Exercise aim -
Write out every record again, exactly.

Data supplied -
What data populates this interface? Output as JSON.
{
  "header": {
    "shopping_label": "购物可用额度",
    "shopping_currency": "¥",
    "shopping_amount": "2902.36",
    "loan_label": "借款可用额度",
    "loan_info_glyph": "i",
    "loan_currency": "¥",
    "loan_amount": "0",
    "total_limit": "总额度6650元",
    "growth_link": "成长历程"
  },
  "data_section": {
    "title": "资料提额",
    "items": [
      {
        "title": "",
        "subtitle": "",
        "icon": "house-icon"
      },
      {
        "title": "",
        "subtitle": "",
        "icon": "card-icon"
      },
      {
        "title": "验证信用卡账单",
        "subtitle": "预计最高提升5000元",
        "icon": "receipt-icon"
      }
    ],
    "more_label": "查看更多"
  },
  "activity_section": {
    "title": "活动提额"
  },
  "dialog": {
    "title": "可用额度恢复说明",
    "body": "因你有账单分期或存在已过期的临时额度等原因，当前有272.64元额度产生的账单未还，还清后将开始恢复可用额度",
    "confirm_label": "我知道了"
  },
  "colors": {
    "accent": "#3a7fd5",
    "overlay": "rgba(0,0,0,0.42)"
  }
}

Task answer -
What data populates this interface? Output as JSON.
{
  "header": {
    "shopping_label": "购物可用额度",
    "shopping_currency": "¥",
    "shopping_amount": "2902.36",
    "loan_label": "借款可用额度",
    "loan_info_glyph": "i",
    "loan_currency": "¥",
    "loan_amount": "0",
    "total_limit": "总额度6650元",
    "growth_link": "成长历程"
  },
  "data_section": {
    "title": "资料提额",
    "items": [
      {
        "title": "",
        "subtitle": "",
        "icon": "house-icon"
      },
      {
        "title": "",
        "subtitle": "",
        "icon": "card-icon"
      },
      {
        "title": "验证信用卡账单",
        "subtitle": "预计最高提升5000元",
        "icon": "receipt-icon"
      }
    ],
    "more_label": "查看更多"
  },
  "activity_section": {
    "title": "活动提额"
  },
  "dialog": {
    "title": "可用额度恢复说明",
    "body": "因你有账单分期或存在已过期的临时额度等原因，当前有272.64元额度产生的账单未还，还清后将开始恢复可用额度",
    "confirm_label": "我知道了"
  },
  "colors": {
    "accent": "#3a7fd5",
    "overlay": "rgba(0,0,0,0.42)"
  }
}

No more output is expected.